On the one hand, you want your estate plan to achieve certain “technical” objectives. These may include minimizing gift and estate taxes, and protecting your assets from creditors’ claims or frivolous lawsuits.

On the other hand, you also want your plan to achieve “aspirational” goals. These may include preparing your children or grandchildren to manage wealth responsibly, promoting shared family values or encouraging charitable giving. One trust to consider including in your estate plan is a family advancement sustainability trust (FAST).

FAST funding options

If you’re interested in the goals described above, it’s a good idea to establish a FAST during your lifetime. Doing so helps ensure that the trust achieves your objectives and allows you to educate your advisors and family members on the trust’s purpose and guiding principles.

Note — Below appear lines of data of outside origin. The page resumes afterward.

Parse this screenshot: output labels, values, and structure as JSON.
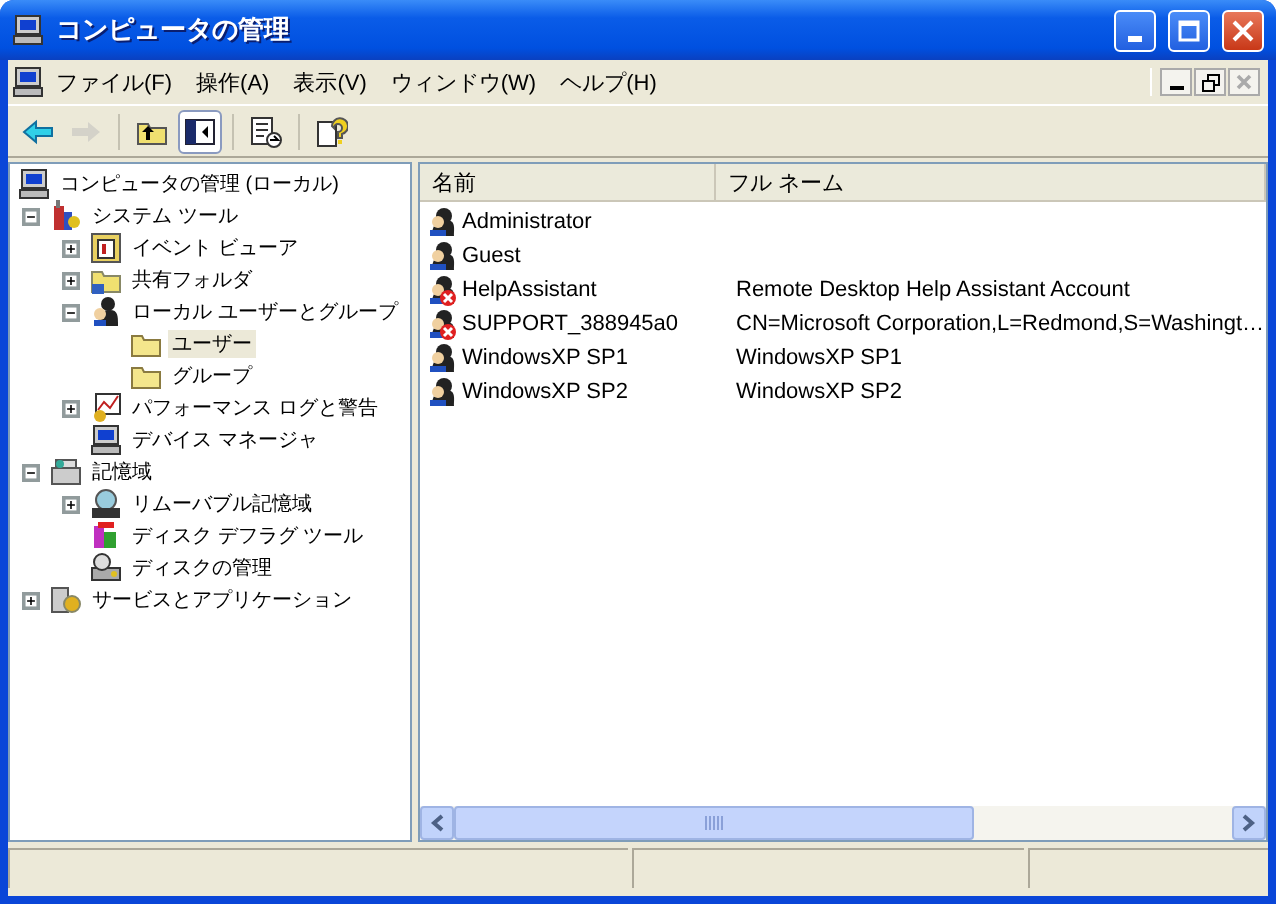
{
  "window": {
    "title": "コンピュータの管理"
  },
  "menu": [
    {
      "label": "ファイル(F)"
    },
    {
      "label": "操作(A)"
    },
    {
      "label": "表示(V)"
    },
    {
      "label": "ウィンドウ(W)"
    },
    {
      "label": "ヘルプ(H)"
    }
  ],
  "toolbar": [
    {
      "kind": "back",
      "disabled": false,
      "pressed": false
    },
    {
      "kind": "forward",
      "disabled": true,
      "pressed": false
    },
    {
      "kind": "sep"
    },
    {
      "kind": "up",
      "disabled": false,
      "pressed": false
    },
    {
      "kind": "tree",
      "disabled": false,
      "pressed": true
    },
    {
      "kind": "sep"
    },
    {
      "kind": "export",
      "disabled": false,
      "pressed": false
    },
    {
      "kind": "sep"
    },
    {
      "kind": "help",
      "disabled": false,
      "pressed": false
    }
  ],
  "tree": [
    {
      "label": "コンピュータの管理 (ローカル)",
      "kind": "computer",
      "selected": false,
      "children": [
        {
          "label": "システム ツール",
          "kind": "tools",
          "expanded": true,
          "selected": false,
          "children": [
            {
              "label": "イベント ビューア",
              "kind": "event",
              "expanded": false,
              "selected": false
            },
            {
              "label": "共有フォルダ",
              "kind": "share",
              "expanded": false,
              "selected": false
            },
            {
              "label": "ローカル ユーザーとグループ",
              "kind": "users",
              "expanded": true,
              "selected": false,
              "children": [
                {
                  "label": "ユーザー",
                  "kind": "folder",
                  "selected": true
                },
                {
                  "label": "グループ",
                  "kind": "folder",
                  "selected": false
                }
              ]
            },
            {
              "label": "パフォーマンス ログと警告",
              "kind": "perf",
              "expanded": false,
              "selected": false
            },
            {
              "label": "デバイス マネージャ",
              "kind": "device",
              "selected": false
            }
          ]
        },
        {
          "label": "記憶域",
          "kind": "storage",
          "expanded": true,
          "selected": false,
          "children": [
            {
              "label": "リムーバブル記憶域",
              "kind": "removable",
              "expanded": false,
              "selected": false
            },
            {
              "label": "ディスク デフラグ ツール",
              "kind": "defrag",
              "selected": false
            },
            {
              "label": "ディスクの管理",
              "kind": "disk",
              "selected": false
            }
          ]
        },
        {
          "label": "サービスとアプリケーション",
          "kind": "services",
          "expanded": false,
          "selected": false
        }
      ]
    }
  ],
  "list": {
    "columns": [
      "名前",
      "フル ネーム"
    ],
    "rows": [
      {
        "name": "Administrator",
        "full_name": "",
        "disabled": false
      },
      {
        "name": "Guest",
        "full_name": "",
        "disabled": false
      },
      {
        "name": "HelpAssistant",
        "full_name": "Remote Desktop Help Assistant Account",
        "disabled": true
      },
      {
        "name": "SUPPORT_388945a0",
        "full_name": "CN=Microsoft Corporation,L=Redmond,S=Washingt…",
        "disabled": true
      },
      {
        "name": "WindowsXP SP1",
        "full_name": "WindowsXP SP1",
        "disabled": false
      },
      {
        "name": "WindowsXP SP2",
        "full_name": "WindowsXP SP2",
        "disabled": false
      }
    ]
  }
}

A FAST generally requires little funding when created, with the bulk of the funding provided on your death. Although funding can come from the estate, a better approach is to fund a FAST with life insurance or a properly structured irrevocable life insurance trust (ILIT). Using life insurance allows you to achieve the FAST’s objectives without depleting the assets otherwise available for the benefit of your family.

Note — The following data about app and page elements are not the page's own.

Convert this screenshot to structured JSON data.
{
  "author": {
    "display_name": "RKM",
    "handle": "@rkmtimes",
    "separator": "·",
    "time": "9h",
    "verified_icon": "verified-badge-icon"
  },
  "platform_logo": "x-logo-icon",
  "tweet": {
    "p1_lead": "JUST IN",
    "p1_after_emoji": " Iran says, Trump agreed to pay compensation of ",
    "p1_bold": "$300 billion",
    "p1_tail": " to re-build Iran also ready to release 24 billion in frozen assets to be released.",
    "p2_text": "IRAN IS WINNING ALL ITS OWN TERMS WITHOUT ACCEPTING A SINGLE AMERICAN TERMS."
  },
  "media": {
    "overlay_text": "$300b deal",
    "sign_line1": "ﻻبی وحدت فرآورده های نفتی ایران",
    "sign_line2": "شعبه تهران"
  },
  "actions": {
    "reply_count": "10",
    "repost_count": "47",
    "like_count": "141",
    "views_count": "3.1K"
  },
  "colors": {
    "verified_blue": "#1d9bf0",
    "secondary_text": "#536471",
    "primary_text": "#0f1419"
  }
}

4 decision-making entities

Typically, FASTs are created in states that 1) allow perpetual, or “dynasty,” trusts that benefit many generations to come, and 2) have directed trust statutes, which make it possible to appoint an advisor or committee to direct the trustee regarding certain matters. A directed trust statute makes it possible for both family members and trusted advisors with specialized skills to participate in governance and management of the trust.

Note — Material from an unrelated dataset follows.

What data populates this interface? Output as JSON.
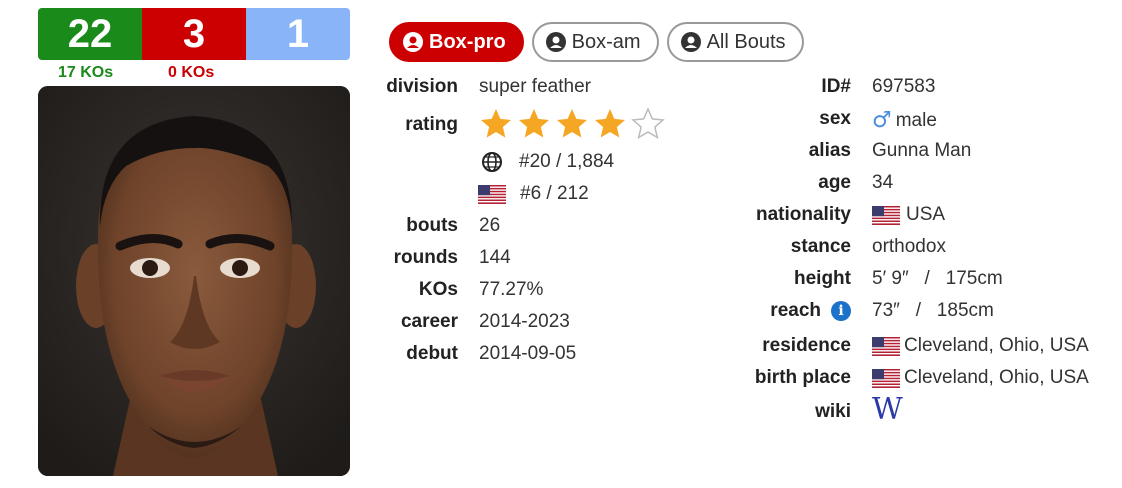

A common governance structure for a FAST includes four decision-making entities:

  1. An administrative trustee — often a corporate trustee — that deals with administrative matters but doesn’t handle investment or distribution decisions,
  2. An investment committee — consisting of family members and an independent, professional investment advisor — to manage investment of the trust’s assets,
  3. A distribution committee — consisting of family members and an outside advisor — which helps ensure that trust funds are spent in a manner that benefits the family and promotes the trust’s objectives, and
  4. A trust protector committee — typically composed of one or more trusted advisors — which stands in the shoes of the grantor after his or her death and makes decisions on matters such as appointment or removal of trustees or committee members and amendment of the trust document for tax planning or other purposes.

Bridging the leadership gap

In some families, it’s not unusual for the death of the older generation to create a leadership gap. A FAST can help fill this gap by establishing a leadership structure and providing resources to fund educational and personal development activities for younger family members. Contact your estate planning advisor for additional details.

Theus Law Offices specializes in a complete range of estate planning and elder law services, including wills, trusts, probate, successions, estate administration, and probate litigation. If you need a Louisiana wills and trusts lawyer or succession attorney in Alexandria, Lafayette, Lake Charles, Baton Rouge, New Orleans, Shreveport, Monroe, or elsewhere in Central Louisiana, let our certified estate planning specialist and probate lawyers help you.